Records excerpted from a collection:
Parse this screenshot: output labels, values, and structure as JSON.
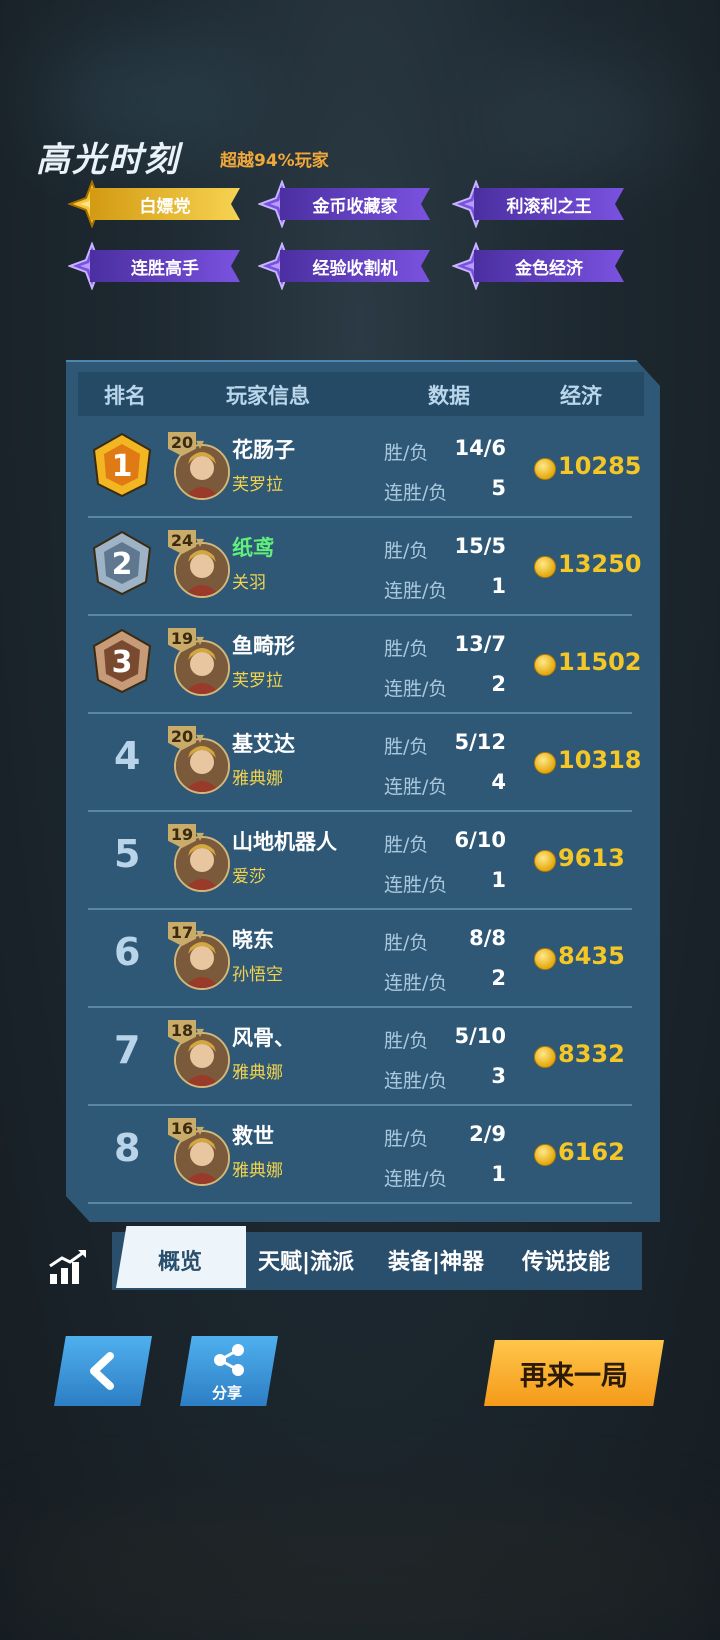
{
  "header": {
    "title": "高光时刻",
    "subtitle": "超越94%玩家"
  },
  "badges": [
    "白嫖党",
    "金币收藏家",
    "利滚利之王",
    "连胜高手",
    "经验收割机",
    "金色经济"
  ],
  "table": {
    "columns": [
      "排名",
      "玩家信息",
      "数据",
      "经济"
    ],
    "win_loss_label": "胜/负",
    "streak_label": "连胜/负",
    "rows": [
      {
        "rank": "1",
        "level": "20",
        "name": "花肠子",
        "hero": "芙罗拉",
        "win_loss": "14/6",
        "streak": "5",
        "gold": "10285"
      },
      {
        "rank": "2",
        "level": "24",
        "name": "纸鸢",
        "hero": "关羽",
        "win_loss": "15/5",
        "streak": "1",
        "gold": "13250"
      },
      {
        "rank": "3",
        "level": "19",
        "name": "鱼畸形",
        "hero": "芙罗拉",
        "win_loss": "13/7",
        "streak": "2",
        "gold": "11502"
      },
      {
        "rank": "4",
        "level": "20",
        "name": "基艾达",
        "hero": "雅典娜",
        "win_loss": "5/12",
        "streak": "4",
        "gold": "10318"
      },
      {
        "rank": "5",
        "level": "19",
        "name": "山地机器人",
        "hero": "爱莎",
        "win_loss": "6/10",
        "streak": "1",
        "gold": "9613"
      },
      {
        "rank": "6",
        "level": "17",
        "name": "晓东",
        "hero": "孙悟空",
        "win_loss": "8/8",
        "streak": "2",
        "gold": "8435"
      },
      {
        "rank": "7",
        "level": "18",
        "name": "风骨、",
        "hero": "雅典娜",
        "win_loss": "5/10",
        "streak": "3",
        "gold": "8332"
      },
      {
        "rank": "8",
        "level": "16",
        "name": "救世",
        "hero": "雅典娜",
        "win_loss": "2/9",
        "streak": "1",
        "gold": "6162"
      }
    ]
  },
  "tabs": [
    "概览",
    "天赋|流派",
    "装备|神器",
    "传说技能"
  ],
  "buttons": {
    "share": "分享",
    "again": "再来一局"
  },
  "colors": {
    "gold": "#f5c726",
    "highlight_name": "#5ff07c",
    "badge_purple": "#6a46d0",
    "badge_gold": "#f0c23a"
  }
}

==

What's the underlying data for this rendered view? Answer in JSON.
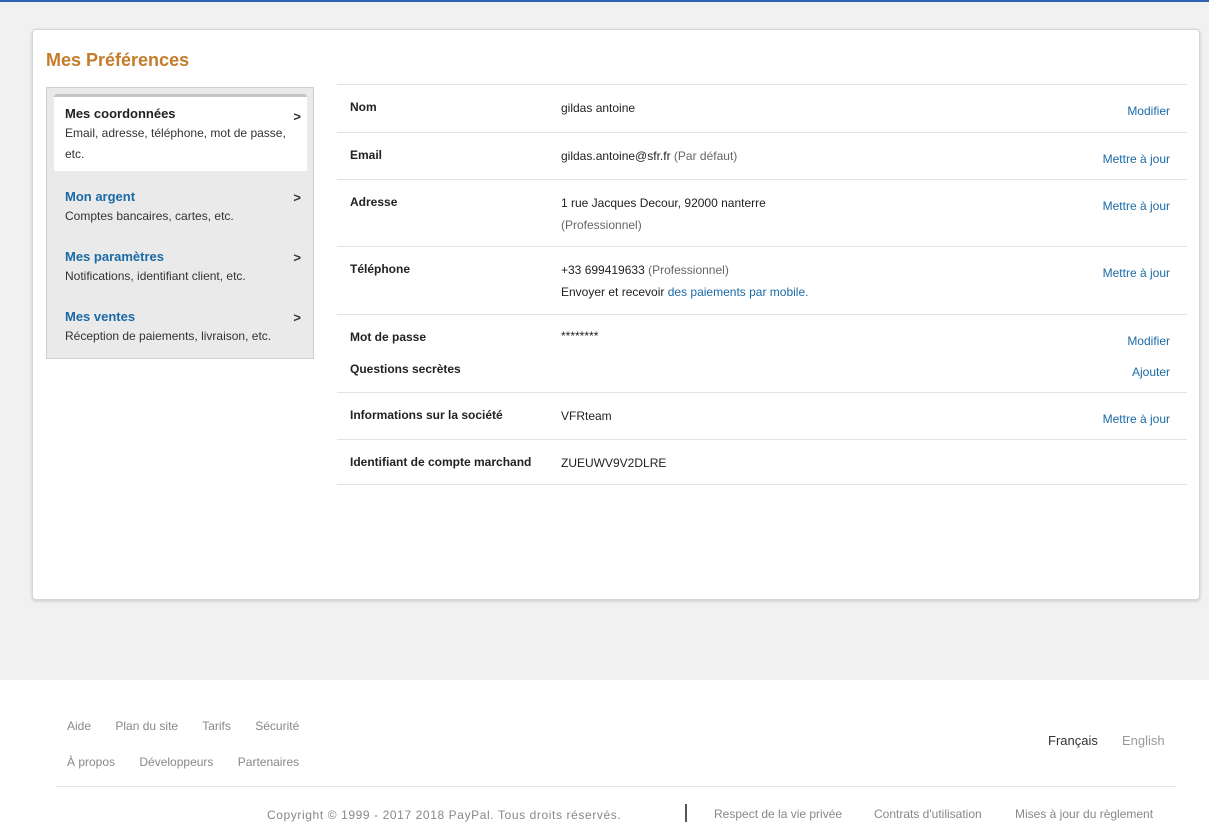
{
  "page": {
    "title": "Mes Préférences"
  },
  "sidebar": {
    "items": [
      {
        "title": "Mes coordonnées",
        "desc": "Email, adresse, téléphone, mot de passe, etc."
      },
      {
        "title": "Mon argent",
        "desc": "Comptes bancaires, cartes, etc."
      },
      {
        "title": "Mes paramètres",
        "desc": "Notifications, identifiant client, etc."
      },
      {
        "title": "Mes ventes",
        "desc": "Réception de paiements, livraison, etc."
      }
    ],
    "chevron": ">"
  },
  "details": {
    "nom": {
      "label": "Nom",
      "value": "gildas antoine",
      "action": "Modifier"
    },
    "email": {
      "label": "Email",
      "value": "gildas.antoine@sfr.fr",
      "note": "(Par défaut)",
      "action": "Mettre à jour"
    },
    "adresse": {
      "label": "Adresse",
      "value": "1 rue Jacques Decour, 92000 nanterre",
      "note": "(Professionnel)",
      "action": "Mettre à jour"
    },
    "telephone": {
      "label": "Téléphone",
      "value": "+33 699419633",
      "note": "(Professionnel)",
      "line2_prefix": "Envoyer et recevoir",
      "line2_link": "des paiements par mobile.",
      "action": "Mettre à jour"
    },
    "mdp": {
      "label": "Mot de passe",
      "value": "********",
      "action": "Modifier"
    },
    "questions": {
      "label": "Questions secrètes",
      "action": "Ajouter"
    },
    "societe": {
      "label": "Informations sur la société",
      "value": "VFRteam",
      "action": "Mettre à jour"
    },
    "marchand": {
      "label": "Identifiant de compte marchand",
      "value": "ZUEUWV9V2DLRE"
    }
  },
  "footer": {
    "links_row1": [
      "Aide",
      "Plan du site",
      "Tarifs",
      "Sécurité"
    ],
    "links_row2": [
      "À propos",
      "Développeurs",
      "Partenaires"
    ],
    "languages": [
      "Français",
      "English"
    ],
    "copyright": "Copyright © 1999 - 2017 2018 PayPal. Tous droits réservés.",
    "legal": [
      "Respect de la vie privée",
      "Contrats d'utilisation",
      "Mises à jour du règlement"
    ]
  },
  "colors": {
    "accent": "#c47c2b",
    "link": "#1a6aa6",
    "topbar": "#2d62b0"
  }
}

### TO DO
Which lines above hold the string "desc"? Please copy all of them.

### REPLY
        "desc": "Email, adresse, téléphone, mot de passe, etc."
        "desc": "Comptes bancaires, cartes, etc."
        "desc": "Notifications, identifiant client, etc."
        "desc": "Réception de paiements, livraison, etc."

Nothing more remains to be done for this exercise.